▶ Assigned task: Word for word, copy every line of the data.

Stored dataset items
===============

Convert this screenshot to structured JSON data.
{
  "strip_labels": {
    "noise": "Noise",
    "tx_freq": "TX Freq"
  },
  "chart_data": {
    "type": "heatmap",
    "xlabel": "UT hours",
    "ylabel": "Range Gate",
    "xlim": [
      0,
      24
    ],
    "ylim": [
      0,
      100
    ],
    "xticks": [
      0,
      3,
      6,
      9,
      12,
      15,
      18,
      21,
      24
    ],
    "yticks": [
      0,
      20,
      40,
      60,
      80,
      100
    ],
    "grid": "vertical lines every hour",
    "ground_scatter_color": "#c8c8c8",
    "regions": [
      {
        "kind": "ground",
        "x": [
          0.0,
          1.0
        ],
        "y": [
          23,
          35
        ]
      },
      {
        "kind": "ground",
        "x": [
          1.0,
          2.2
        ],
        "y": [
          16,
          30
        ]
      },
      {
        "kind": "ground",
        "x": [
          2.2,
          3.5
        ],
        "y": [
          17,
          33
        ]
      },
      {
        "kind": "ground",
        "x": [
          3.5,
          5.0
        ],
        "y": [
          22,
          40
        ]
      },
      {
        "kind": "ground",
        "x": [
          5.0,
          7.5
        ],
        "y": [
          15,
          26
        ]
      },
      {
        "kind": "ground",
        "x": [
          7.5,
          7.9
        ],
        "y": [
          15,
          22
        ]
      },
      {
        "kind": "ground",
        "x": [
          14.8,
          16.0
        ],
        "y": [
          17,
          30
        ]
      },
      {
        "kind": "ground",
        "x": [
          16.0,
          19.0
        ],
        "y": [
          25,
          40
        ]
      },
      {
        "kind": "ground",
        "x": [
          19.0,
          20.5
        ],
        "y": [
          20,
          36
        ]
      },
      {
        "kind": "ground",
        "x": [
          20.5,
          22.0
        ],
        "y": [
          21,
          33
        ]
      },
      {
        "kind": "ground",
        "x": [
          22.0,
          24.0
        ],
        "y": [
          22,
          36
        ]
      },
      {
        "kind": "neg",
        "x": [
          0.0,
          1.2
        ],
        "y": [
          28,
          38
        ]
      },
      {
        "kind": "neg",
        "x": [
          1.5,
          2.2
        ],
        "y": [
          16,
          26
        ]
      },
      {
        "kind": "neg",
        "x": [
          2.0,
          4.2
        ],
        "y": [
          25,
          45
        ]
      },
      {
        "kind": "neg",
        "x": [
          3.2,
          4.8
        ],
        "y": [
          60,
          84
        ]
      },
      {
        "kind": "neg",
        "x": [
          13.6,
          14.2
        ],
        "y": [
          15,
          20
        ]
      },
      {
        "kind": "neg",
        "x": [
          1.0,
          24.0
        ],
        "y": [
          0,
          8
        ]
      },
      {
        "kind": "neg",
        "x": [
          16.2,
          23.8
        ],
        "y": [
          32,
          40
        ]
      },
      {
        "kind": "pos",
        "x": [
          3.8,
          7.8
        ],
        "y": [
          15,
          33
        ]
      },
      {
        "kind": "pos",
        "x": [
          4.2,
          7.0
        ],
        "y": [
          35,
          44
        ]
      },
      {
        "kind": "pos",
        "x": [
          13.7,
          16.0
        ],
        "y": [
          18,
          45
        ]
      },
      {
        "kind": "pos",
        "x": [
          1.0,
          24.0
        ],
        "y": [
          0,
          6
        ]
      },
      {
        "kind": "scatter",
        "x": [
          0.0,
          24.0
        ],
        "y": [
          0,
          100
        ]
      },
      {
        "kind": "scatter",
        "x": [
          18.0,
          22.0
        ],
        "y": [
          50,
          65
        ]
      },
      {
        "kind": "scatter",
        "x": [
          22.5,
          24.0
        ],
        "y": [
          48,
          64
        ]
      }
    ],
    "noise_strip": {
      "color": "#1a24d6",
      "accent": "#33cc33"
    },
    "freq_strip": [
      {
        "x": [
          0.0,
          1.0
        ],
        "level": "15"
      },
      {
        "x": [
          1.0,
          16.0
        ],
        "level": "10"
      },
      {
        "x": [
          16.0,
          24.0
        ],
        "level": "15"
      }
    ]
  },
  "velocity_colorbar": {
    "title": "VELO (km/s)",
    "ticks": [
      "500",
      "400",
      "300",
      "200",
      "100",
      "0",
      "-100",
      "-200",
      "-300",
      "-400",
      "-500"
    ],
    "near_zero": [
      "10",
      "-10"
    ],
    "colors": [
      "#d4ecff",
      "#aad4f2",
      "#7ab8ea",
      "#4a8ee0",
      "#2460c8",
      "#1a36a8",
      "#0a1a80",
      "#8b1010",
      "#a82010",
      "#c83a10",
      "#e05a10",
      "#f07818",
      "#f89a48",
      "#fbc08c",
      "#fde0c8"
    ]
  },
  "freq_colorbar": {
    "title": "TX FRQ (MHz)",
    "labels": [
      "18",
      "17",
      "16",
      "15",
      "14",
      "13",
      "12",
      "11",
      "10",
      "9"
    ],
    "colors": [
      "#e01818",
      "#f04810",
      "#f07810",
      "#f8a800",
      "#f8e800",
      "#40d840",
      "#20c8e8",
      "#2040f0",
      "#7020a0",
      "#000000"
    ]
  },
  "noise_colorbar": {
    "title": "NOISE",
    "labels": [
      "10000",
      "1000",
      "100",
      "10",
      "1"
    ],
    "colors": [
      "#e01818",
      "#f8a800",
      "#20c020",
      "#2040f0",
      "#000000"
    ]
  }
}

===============

▶ Result:
Convert this screenshot to structured JSON data.
{
  "strip_labels": {
    "noise": "Noise",
    "tx_freq": "TX Freq"
  },
  "chart_data": {
    "type": "heatmap",
    "xlabel": "UT hours",
    "ylabel": "Range Gate",
    "xlim": [
      0,
      24
    ],
    "ylim": [
      0,
      100
    ],
    "xticks": [
      0,
      3,
      6,
      9,
      12,
      15,
      18,
      21,
      24
    ],
    "yticks": [
      0,
      20,
      40,
      60,
      80,
      100
    ],
    "grid": "vertical lines every hour",
    "ground_scatter_color": "#c8c8c8",
    "regions": [
      {
        "kind": "ground",
        "x": [
          0.0,
          1.0
        ],
        "y": [
          23,
          35
        ]
      },
      {
        "kind": "ground",
        "x": [
          1.0,
          2.2
        ],
        "y": [
          16,
          30
        ]
      },
      {
        "kind": "ground",
        "x": [
          2.2,
          3.5
        ],
        "y": [
          17,
          33
        ]
      },
      {
        "kind": "ground",
        "x": [
          3.5,
          5.0
        ],
        "y": [
          22,
          40
        ]
      },
      {
        "kind": "ground",
        "x": [
          5.0,
          7.5
        ],
        "y": [
          15,
          26
        ]
      },
      {
        "kind": "ground",
        "x": [
          7.5,
          7.9
        ],
        "y": [
          15,
          22
        ]
      },
      {
        "kind": "ground",
        "x": [
          14.8,
          16.0
        ],
        "y": [
          17,
          30
        ]
      },
      {
        "kind": "ground",
        "x": [
          16.0,
          19.0
        ],
        "y": [
          25,
          40
        ]
      },
      {
        "kind": "ground",
        "x": [
          19.0,
          20.5
        ],
        "y": [
          20,
          36
        ]
      },
      {
        "kind": "ground",
        "x": [
          20.5,
          22.0
        ],
        "y": [
          21,
          33
        ]
      },
      {
        "kind": "ground",
        "x": [
          22.0,
          24.0
        ],
        "y": [
          22,
          36
        ]
      },
      {
        "kind": "neg",
        "x": [
          0.0,
          1.2
        ],
        "y": [
          28,
          38
        ]
      },
      {
        "kind": "neg",
        "x": [
          1.5,
          2.2
        ],
        "y": [
          16,
          26
        ]
      },
      {
        "kind": "neg",
        "x": [
          2.0,
          4.2
        ],
        "y": [
          25,
          45
        ]
      },
      {
        "kind": "neg",
        "x": [
          3.2,
          4.8
        ],
        "y": [
          60,
          84
        ]
      },
      {
        "kind": "neg",
        "x": [
          13.6,
          14.2
        ],
        "y": [
          15,
          20
        ]
      },
      {
        "kind": "neg",
        "x": [
          1.0,
          24.0
        ],
        "y": [
          0,
          8
        ]
      },
      {
        "kind": "neg",
        "x": [
          16.2,
          23.8
        ],
        "y": [
          32,
          40
        ]
      },
      {
        "kind": "pos",
        "x": [
          3.8,
          7.8
        ],
        "y": [
          15,
          33
        ]
      },
      {
        "kind": "pos",
        "x": [
          4.2,
          7.0
        ],
        "y": [
          35,
          44
        ]
      },
      {
        "kind": "pos",
        "x": [
          13.7,
          16.0
        ],
        "y": [
          18,
          45
        ]
      },
      {
        "kind": "pos",
        "x": [
          1.0,
          24.0
        ],
        "y": [
          0,
          6
        ]
      },
      {
        "kind": "scatter",
        "x": [
          0.0,
          24.0
        ],
        "y": [
          0,
          100
        ]
      },
      {
        "kind": "scatter",
        "x": [
          18.0,
          22.0
        ],
        "y": [
          50,
          65
        ]
      },
      {
        "kind": "scatter",
        "x": [
          22.5,
          24.0
        ],
        "y": [
          48,
          64
        ]
      }
    ],
    "noise_strip": {
      "color": "#1a24d6",
      "accent": "#33cc33"
    },
    "freq_strip": [
      {
        "x": [
          0.0,
          1.0
        ],
        "level": "15"
      },
      {
        "x": [
          1.0,
          16.0
        ],
        "level": "10"
      },
      {
        "x": [
          16.0,
          24.0
        ],
        "level": "15"
      }
    ]
  },
  "velocity_colorbar": {
    "title": "VELO (km/s)",
    "ticks": [
      "500",
      "400",
      "300",
      "200",
      "100",
      "0",
      "-100",
      "-200",
      "-300",
      "-400",
      "-500"
    ],
    "near_zero": [
      "10",
      "-10"
    ],
    "colors": [
      "#d4ecff",
      "#aad4f2",
      "#7ab8ea",
      "#4a8ee0",
      "#2460c8",
      "#1a36a8",
      "#0a1a80",
      "#8b1010",
      "#a82010",
      "#c83a10",
      "#e05a10",
      "#f07818",
      "#f89a48",
      "#fbc08c",
      "#fde0c8"
    ]
  },
  "freq_colorbar": {
    "title": "TX FRQ (MHz)",
    "labels": [
      "18",
      "17",
      "16",
      "15",
      "14",
      "13",
      "12",
      "11",
      "10",
      "9"
    ],
    "colors": [
      "#e01818",
      "#f04810",
      "#f07810",
      "#f8a800",
      "#f8e800",
      "#40d840",
      "#20c8e8",
      "#2040f0",
      "#7020a0",
      "#000000"
    ]
  },
  "noise_colorbar": {
    "title": "NOISE",
    "labels": [
      "10000",
      "1000",
      "100",
      "10",
      "1"
    ],
    "colors": [
      "#e01818",
      "#f8a800",
      "#20c020",
      "#2040f0",
      "#000000"
    ]
  }
}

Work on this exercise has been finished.